2. Germ Cell Ovarian Cancer– originates in the cells that make the eggs. This type of cancer accounts for ~4% of all cases and generally affects women under the age of 30.

3. Sex Cord Stromal Cancer– develops in the cells that produce the female hormones of oestrogen and progesterone and accounts for only ~1.4% of cases of ovarian cancer.

Risk Factors
While the exact cause of ovarian cancer is unknown, there are a number of risk factors that increase your risk of developing the disease.

These include:

  • A family history of ovarian, breast or bowel cancer.
  • Being aged over 50.
  • Having endometriosis.
  • Using hormone replacement therapy.
  • Previously having had breast or bowel cancer.
  • Smoking or obesity.
  • Never having children or having children later in life (after the age of 35).
  • Early onset of periods before the age of 12 and late menopause.
  • Having genetic mutations in the BRCA1 or BRCA2 genes.
  • Being of Jewish Ashkenazi descent. These people have a higher incidence of BRCA mutations than the general population.

There are a number of ways to potentially reduce your risk of developing ovarian cancer, including:

  • Having children.
  • Breastfeeding.
  • Using the combined oral contraceptive pill for several years.
  • Surgical removal of the ovaries, uterus or fallopian tubes.
  • Having your fallopian tubes tied (tubal litigation).
  • Achieving and maintaining a healthy body weight.
  • Getting regular exercise of at least 30 to 60 minute or more of moderate intensity physical activity most days of the week.
  • Eating a balanced and nutritious diet.
  • Avoiding alcohol or limiting your alcohol intake if you do drink.
  • Quitting smoking.

What are the symptoms?
The early symptoms of ovarian cancer can be difficult to recognise and are often the same as the symptoms of other conditions, such as irritable bowel syndrome (IBS) or premenstrual syndrome (PMS).

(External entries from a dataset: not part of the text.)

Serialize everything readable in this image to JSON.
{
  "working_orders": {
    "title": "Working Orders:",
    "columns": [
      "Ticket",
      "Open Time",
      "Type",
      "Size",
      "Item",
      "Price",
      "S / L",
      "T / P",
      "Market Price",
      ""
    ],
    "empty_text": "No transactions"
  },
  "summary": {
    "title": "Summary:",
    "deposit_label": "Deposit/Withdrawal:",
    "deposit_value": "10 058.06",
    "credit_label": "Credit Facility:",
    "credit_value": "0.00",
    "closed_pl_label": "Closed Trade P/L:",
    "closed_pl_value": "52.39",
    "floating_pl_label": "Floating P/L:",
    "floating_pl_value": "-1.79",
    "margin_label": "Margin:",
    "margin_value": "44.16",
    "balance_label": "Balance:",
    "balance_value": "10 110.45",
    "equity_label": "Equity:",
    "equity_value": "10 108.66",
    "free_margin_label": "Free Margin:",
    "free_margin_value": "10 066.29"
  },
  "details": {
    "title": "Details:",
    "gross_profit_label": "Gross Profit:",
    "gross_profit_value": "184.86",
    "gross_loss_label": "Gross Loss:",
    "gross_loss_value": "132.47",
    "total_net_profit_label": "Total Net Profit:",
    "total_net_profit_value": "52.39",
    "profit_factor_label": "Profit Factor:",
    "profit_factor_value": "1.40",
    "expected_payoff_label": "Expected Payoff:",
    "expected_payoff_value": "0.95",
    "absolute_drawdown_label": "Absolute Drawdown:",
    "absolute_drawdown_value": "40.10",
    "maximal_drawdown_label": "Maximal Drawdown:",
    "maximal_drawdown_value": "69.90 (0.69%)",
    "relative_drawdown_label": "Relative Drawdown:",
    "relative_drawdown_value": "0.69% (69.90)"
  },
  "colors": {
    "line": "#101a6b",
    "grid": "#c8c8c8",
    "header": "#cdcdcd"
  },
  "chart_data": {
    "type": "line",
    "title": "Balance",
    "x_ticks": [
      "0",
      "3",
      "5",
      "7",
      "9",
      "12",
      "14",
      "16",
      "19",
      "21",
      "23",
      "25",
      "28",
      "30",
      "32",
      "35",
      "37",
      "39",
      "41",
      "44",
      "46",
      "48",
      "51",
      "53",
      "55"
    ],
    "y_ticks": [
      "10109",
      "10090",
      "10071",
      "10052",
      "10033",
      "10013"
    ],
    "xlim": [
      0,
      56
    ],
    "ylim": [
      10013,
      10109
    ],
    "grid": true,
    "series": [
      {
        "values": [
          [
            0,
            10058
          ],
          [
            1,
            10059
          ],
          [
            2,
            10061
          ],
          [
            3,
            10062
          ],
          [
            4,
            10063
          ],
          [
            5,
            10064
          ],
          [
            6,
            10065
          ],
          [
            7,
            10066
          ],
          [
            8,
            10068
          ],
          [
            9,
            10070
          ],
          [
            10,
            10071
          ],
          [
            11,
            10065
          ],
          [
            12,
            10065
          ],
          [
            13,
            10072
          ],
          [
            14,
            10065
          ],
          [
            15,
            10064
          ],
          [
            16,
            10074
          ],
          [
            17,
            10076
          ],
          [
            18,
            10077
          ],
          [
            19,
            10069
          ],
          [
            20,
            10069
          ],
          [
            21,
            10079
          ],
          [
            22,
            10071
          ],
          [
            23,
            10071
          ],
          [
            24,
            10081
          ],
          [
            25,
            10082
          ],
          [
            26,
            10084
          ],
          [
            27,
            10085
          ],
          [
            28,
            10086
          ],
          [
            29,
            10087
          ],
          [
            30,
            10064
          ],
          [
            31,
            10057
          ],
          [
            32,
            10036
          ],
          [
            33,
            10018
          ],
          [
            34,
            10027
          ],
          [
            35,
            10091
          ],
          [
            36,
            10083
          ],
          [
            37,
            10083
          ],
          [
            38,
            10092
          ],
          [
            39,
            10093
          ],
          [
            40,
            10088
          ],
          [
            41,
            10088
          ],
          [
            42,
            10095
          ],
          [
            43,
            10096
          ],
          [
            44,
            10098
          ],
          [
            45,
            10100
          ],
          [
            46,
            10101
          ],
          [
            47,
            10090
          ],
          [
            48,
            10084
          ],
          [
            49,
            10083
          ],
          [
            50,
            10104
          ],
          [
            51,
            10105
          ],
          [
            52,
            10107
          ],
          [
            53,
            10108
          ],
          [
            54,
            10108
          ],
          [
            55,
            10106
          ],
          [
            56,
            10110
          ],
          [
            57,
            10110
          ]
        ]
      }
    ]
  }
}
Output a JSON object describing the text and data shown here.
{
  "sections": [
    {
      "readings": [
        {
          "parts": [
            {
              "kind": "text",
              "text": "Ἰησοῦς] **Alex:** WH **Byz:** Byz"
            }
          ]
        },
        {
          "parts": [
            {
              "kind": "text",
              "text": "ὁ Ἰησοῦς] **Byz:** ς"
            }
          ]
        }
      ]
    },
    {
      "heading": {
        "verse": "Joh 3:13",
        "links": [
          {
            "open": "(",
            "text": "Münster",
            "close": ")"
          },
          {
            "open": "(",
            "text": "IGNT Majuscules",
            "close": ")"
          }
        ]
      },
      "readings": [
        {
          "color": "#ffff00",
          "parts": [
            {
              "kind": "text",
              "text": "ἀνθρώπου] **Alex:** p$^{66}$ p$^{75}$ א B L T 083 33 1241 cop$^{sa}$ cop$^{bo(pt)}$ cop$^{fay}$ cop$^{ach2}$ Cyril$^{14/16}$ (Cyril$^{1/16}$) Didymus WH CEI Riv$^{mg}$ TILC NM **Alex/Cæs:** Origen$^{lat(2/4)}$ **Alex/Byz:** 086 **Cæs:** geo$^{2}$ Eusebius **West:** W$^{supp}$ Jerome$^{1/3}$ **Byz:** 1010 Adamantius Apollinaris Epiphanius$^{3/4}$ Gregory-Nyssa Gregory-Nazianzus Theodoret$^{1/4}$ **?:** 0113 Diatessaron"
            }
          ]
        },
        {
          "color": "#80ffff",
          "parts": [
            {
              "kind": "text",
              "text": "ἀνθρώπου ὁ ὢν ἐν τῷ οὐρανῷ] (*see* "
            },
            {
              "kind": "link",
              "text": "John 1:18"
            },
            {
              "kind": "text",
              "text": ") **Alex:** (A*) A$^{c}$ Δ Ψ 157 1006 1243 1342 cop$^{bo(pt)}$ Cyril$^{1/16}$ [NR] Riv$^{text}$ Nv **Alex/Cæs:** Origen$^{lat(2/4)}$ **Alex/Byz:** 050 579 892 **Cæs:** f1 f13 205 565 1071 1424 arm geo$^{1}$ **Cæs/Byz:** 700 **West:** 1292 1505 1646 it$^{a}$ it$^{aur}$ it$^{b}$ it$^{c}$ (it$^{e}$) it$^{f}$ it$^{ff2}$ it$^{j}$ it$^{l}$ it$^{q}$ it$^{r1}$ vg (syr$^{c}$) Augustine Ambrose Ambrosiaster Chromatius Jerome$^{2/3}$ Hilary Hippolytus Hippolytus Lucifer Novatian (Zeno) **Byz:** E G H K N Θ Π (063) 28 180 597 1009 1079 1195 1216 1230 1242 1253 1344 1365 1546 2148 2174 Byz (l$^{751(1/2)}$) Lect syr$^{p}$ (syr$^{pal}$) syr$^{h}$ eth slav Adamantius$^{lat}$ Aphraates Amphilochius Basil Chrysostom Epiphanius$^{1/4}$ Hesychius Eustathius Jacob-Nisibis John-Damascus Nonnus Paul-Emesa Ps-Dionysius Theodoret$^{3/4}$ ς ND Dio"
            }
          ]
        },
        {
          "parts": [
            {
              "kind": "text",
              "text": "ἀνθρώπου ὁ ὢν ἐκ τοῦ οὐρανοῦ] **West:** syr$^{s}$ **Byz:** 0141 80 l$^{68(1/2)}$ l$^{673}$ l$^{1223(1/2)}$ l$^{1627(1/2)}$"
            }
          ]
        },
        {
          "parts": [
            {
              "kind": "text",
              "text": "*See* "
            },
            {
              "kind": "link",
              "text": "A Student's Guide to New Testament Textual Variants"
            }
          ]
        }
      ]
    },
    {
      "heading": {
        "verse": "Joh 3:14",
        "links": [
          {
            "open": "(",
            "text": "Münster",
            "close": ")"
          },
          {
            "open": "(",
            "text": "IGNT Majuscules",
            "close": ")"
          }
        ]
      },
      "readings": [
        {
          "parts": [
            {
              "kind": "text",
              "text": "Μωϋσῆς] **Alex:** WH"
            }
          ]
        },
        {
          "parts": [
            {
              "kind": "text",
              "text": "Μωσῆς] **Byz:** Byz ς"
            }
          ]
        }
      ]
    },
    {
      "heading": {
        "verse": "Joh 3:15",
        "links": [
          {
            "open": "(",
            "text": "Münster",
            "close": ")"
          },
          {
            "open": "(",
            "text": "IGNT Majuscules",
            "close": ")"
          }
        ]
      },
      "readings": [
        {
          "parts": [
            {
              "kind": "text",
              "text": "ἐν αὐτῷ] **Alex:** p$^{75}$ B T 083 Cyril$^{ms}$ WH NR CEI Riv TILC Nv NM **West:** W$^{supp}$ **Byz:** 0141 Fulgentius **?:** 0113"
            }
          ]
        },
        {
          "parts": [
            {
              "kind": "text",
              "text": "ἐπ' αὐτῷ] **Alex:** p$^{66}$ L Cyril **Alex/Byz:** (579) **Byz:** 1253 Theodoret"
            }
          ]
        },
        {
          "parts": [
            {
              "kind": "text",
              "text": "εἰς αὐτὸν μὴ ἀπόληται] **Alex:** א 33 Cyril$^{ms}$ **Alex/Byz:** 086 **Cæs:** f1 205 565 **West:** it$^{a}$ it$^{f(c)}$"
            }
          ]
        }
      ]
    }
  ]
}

Unfortunately, there is also no early detection test available for ovarian cancer. Regular cervical screenings and pap smears DO NOT check for ovarian cancer.

Common symptoms that may indicate ovarian cancer, however, include:

  • A swollen, bloated abdomen and pressure, discomfort or pain in the abdomen.
  • Heartburn, nausea and bloating.
  • Changes in toilet habits. For example, constipation, diarrhoea, frequent urination due to pressure and increased flatulence.
  • Tiredness and loss of appetite.
  • Unexplained weight loss or weight gain.
  • Changes in menstrual pattern or post-menopausal bleeding.
  • Pain during sex.

If you are showing any signs or symptoms outlined above and they are prolonged, persistent or out of the ordinary, please book an appointment with your GP. It does not necessarily mean you have ovarian cancer but it does indicate that something needs checking.

To make a booking with one of our GPs to discuss any concerns or questions you may have about ovarian cancer, simply book online or contact us on (08) 9208 6400.

Where can I find out more information?
For more information on this topic, visit: